[YOUR TASK]: Every line that includes the word "服务器内部错误" needs to be copied from the listing.

── AVAILABLE DATA ──

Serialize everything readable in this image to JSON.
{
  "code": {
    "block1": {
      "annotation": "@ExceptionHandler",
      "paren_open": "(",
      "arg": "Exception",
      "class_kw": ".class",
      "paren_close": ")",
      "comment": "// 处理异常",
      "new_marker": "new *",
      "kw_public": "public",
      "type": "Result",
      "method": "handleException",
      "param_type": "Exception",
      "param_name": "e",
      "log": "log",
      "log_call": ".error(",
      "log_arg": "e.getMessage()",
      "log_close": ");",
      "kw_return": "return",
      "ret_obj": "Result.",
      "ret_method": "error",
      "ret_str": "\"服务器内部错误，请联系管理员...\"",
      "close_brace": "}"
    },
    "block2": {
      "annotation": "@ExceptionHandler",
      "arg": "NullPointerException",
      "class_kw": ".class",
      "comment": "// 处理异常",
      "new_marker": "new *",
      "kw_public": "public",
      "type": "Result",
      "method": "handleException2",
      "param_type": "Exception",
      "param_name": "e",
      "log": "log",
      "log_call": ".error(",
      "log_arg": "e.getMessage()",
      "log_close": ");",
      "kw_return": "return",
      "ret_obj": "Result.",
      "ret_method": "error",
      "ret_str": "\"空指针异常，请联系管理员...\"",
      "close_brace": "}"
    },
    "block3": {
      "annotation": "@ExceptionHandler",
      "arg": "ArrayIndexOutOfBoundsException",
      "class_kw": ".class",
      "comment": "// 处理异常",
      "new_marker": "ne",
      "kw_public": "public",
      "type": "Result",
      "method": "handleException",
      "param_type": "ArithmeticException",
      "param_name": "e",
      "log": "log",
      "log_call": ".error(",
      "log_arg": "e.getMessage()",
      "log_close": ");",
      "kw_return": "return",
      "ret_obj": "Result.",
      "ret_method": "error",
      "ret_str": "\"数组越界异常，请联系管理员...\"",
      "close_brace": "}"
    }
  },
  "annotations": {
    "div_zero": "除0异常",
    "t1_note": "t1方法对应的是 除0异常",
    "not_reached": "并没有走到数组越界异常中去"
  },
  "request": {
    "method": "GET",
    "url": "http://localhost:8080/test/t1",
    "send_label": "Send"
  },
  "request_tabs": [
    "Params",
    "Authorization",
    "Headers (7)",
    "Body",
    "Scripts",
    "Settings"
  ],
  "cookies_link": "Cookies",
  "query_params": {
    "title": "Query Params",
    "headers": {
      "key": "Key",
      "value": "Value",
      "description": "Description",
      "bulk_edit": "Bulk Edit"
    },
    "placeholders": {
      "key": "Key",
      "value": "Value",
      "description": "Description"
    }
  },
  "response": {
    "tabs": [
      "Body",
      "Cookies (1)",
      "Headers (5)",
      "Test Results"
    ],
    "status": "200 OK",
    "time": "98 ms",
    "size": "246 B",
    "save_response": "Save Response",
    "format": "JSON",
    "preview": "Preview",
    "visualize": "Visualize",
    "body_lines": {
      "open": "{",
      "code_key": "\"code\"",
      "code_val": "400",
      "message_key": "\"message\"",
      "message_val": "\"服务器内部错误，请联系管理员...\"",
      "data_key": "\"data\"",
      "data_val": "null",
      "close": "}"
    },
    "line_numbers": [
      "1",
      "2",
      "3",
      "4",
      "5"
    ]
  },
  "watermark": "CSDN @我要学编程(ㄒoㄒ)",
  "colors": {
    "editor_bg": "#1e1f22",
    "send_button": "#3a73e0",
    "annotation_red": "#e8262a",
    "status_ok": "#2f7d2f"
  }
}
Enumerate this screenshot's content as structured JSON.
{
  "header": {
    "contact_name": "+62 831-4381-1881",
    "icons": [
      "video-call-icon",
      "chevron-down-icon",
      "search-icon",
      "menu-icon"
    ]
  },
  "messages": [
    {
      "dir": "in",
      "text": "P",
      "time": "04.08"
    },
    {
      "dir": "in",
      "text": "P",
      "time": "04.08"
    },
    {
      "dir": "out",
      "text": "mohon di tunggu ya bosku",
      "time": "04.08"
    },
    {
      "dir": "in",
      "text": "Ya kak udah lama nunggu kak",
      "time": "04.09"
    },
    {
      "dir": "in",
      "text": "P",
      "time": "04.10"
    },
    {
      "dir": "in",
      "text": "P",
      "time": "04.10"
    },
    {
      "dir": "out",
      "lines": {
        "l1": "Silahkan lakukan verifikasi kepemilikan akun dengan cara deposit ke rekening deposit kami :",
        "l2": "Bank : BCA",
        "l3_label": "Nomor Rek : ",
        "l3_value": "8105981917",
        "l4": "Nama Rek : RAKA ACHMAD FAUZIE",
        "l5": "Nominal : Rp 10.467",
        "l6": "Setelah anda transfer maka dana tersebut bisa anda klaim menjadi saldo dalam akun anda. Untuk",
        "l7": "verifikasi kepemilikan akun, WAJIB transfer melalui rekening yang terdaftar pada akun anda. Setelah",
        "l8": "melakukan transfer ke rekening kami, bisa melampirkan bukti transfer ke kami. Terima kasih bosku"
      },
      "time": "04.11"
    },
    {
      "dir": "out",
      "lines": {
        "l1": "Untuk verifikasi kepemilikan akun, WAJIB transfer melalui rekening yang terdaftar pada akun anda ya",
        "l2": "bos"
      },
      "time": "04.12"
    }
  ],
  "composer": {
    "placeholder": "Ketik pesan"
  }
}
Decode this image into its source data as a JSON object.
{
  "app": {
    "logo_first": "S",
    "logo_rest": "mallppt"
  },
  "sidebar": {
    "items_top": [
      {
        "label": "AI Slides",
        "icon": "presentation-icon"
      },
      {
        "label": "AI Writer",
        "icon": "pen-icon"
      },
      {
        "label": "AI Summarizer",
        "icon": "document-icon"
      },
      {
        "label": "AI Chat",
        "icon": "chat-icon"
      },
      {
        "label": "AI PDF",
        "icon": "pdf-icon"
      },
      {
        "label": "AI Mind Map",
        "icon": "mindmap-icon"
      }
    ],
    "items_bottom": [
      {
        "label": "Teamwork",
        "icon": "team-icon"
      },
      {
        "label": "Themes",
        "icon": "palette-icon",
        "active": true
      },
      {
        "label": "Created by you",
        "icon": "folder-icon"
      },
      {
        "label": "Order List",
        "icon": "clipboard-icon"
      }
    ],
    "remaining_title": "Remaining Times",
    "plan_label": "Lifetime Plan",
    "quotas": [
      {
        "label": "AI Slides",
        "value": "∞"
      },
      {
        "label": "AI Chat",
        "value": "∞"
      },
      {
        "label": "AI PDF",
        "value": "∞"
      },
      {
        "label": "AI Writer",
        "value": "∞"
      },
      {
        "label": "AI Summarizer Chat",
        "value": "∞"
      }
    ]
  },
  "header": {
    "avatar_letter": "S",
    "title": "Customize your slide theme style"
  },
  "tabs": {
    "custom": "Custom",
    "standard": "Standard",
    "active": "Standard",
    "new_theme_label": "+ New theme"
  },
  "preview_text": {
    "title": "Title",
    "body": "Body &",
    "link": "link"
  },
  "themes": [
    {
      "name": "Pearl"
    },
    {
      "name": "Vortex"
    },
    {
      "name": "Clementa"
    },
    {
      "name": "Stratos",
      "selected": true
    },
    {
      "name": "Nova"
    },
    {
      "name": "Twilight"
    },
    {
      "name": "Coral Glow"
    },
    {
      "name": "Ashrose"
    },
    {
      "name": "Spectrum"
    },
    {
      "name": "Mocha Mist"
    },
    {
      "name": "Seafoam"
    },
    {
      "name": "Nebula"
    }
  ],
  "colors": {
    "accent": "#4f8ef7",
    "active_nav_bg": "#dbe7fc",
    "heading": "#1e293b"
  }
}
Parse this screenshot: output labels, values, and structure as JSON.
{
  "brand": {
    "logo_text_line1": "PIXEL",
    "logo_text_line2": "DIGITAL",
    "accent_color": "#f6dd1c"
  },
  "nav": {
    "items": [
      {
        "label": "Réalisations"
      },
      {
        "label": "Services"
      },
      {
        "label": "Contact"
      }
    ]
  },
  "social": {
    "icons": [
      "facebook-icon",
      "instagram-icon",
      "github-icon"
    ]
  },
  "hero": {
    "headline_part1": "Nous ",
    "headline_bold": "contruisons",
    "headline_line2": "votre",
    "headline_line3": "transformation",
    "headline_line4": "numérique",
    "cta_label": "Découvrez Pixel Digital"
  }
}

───

[RESULT]:
      "ret_str": "\"服务器内部错误，请联系管理员...\"",
      "message_val": "\"服务器内部错误，请联系管理员...\"",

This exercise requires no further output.